Anyway, I didn't win, for two reasons. First, Jonathan Gaynor was dressed as Mac Tonight, and it was undeniably awesome. Second, some other girl was wearing a store-bought version of the costume my mother worked so hard on. It was total bullshit.
Can of Sprite
I was literally afraid of carbonated beverages when I was a kid, so I don't know what made me want to dress up as a can of Sprite. But even 10-year-old me could appreciate what a phenomenal job my mom did.
I asked her how she got the (1989) logo so accurate -- it didn't come with the pattern (Etsy is a goddamn treasure trove), which is also intended for crayon costumes -- and she said, "Just kept a can in front of me and played with the lettering until it was the right size and font. Made a pattern and cut the letters out."
Look at that no-pronoun nonchalance. My mom's so cool.
Here's a funny little story about this, my eighth-grade costume (there's no photographic evidence of my sixth- and seventh-grade costumes).
I was the captain of my Pop Warner Football cheerleading squad, so of course I attended our coach-chaperoned Halloween party. Dozens of my middle-school classmates were there, girls on one side of the room, boys on the other.
At one point, we decided to have a costume contest, but instead of a simple Best Costume designation, the boys came up with superlatives for the girls' costumes and vice-versa, like Funniest and Most Creative. Except, when they got to me, the boys announced that I had won Most Likely To Get Raped.
Isn't that hilarious? Middle-school boys are the best. Coaches that don't speak up when hearing things like that are also the best.
"Star Trek" Crew Member
I'd like to tell you that the last costume I ever wore trick-or-treating was inspired by a love of classic "Star Trek," but I had never seen an episode in all my 14 years on Earth. That, however, didn't stop me from asking my mother to make this costume for me, because I thought it was super-cute.
Teenagers are kind of dumb.

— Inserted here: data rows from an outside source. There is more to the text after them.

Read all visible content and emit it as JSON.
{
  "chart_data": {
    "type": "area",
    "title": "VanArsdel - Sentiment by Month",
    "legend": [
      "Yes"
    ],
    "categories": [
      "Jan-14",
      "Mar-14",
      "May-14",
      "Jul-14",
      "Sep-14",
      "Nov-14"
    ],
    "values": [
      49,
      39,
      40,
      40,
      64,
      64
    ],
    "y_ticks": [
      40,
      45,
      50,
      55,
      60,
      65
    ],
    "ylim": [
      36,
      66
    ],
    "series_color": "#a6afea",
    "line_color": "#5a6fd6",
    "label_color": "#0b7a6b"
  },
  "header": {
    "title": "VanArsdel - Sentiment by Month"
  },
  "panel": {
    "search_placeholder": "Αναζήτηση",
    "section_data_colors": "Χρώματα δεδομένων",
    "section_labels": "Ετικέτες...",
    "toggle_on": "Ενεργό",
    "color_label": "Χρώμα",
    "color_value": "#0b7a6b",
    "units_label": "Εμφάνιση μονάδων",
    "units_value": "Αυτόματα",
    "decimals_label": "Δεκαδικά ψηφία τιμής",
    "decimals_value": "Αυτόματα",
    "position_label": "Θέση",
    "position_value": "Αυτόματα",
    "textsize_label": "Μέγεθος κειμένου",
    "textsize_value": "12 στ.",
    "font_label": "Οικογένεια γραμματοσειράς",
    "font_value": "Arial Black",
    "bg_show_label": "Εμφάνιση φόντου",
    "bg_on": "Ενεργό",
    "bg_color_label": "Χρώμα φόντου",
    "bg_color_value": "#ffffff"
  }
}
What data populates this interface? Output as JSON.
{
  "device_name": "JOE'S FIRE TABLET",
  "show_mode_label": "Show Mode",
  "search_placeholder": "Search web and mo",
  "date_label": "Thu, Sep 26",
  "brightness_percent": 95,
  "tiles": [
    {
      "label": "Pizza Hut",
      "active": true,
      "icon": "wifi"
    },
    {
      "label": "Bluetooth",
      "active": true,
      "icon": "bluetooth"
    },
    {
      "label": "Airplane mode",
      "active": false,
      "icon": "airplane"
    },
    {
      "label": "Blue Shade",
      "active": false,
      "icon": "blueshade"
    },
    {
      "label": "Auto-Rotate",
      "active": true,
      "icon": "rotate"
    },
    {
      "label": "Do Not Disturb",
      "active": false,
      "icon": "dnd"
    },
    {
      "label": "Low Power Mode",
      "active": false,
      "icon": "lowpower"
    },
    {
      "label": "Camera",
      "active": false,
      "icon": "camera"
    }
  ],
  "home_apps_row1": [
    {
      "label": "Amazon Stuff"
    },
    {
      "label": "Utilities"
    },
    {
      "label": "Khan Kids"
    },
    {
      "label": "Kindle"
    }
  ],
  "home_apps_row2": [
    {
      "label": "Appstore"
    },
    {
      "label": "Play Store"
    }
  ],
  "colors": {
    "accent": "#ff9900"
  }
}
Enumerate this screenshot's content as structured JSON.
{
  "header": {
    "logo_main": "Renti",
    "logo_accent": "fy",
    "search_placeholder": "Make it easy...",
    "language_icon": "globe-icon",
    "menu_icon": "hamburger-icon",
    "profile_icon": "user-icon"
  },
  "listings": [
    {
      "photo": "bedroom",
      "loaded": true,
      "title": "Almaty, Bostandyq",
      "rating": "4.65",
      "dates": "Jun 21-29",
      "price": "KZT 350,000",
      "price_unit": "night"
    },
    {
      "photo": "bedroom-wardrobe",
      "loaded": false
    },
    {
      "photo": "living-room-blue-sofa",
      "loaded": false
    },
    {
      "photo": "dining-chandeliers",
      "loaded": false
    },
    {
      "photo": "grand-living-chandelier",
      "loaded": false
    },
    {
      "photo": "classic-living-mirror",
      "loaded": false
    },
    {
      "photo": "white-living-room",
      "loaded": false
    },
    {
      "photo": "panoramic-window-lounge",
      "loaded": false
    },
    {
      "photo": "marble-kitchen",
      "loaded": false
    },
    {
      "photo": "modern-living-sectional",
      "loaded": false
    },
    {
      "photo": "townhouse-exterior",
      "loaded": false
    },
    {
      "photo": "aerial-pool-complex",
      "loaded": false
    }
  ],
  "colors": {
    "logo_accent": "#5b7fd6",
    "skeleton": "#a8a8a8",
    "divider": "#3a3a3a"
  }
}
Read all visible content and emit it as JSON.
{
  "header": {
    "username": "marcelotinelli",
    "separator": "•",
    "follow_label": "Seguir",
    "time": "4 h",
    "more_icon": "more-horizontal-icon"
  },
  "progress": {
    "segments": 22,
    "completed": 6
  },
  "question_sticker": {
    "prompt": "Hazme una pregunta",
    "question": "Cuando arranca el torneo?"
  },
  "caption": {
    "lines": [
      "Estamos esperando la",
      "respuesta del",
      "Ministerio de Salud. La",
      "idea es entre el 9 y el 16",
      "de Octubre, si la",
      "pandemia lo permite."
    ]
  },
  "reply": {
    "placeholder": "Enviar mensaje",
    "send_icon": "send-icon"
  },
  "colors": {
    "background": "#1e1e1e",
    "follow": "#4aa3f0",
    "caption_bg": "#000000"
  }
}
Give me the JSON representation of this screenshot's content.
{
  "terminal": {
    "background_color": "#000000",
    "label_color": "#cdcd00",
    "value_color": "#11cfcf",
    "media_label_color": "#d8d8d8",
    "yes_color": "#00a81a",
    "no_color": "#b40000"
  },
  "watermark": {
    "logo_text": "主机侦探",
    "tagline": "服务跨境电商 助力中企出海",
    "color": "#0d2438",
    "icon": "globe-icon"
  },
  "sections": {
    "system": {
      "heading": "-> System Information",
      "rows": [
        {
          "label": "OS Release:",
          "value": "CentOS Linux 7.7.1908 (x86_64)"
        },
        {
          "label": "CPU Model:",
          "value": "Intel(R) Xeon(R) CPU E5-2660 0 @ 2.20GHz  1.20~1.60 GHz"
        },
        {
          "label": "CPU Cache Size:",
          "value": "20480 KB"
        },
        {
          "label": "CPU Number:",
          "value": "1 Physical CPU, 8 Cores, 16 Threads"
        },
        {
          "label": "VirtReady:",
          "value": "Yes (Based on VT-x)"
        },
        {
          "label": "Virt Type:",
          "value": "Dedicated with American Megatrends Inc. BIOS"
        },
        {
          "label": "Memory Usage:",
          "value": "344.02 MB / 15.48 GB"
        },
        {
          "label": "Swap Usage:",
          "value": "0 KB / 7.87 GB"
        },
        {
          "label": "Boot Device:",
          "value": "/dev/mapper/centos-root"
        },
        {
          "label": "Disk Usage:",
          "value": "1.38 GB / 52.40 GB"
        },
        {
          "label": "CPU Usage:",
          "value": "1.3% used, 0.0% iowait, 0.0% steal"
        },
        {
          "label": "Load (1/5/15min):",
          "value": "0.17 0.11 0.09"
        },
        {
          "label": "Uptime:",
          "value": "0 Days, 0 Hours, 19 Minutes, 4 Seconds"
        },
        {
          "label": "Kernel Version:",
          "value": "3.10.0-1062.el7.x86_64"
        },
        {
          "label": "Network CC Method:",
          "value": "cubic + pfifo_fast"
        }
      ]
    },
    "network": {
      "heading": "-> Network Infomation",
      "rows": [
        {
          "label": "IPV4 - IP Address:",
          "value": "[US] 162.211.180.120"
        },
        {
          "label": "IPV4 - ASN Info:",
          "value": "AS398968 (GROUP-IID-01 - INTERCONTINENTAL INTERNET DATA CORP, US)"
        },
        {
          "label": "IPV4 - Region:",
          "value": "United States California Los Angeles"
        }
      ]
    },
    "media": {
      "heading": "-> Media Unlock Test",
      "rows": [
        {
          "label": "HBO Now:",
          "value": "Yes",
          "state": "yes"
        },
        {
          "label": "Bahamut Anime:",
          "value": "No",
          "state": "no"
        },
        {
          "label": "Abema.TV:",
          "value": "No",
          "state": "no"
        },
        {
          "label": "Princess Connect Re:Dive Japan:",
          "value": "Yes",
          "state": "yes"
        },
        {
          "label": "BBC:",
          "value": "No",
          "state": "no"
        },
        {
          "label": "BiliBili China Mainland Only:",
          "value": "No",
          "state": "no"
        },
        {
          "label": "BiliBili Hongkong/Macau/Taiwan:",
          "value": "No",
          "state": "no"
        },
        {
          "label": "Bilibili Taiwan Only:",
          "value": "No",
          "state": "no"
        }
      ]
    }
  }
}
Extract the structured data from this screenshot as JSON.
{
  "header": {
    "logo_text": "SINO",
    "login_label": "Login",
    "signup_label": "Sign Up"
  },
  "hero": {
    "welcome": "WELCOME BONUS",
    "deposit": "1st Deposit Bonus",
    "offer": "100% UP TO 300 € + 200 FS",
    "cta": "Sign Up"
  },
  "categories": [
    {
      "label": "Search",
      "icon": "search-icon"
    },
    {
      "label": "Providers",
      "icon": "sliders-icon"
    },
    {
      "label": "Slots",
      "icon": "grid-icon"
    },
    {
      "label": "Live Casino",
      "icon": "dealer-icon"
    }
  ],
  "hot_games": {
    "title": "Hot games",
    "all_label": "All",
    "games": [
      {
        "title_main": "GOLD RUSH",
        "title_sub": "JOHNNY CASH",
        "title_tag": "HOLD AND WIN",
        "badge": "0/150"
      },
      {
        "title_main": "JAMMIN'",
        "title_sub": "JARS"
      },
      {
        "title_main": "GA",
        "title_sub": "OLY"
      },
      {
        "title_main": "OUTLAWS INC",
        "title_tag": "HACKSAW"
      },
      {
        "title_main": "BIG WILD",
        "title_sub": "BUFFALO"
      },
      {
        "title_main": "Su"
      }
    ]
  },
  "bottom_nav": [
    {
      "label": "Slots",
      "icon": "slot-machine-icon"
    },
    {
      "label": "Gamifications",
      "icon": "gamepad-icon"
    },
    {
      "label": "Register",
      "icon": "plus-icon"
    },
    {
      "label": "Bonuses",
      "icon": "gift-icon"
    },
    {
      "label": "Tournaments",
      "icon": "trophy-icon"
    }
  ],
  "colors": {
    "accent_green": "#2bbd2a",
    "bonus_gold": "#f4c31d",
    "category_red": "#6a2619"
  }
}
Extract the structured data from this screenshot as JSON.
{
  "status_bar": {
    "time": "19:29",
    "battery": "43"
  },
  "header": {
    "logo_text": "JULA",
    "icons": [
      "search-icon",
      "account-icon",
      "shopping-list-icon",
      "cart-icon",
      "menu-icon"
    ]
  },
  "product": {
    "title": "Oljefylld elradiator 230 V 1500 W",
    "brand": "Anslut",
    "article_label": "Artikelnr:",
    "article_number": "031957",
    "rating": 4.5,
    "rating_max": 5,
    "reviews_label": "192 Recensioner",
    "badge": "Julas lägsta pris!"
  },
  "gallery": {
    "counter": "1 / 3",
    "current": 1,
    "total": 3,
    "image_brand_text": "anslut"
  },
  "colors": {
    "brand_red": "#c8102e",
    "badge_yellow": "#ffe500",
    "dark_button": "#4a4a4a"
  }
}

Although I haven't consistently dressed up for Halloween since then, my mom has always been willing to make costumes for me, even to this day, and I now know how lucky I am. But I still have to obey the no-changing-my-mind-after-September rule.
Did you ever wear home-sewn Halloween costumes? I sure would love to see pictures of them in the comments!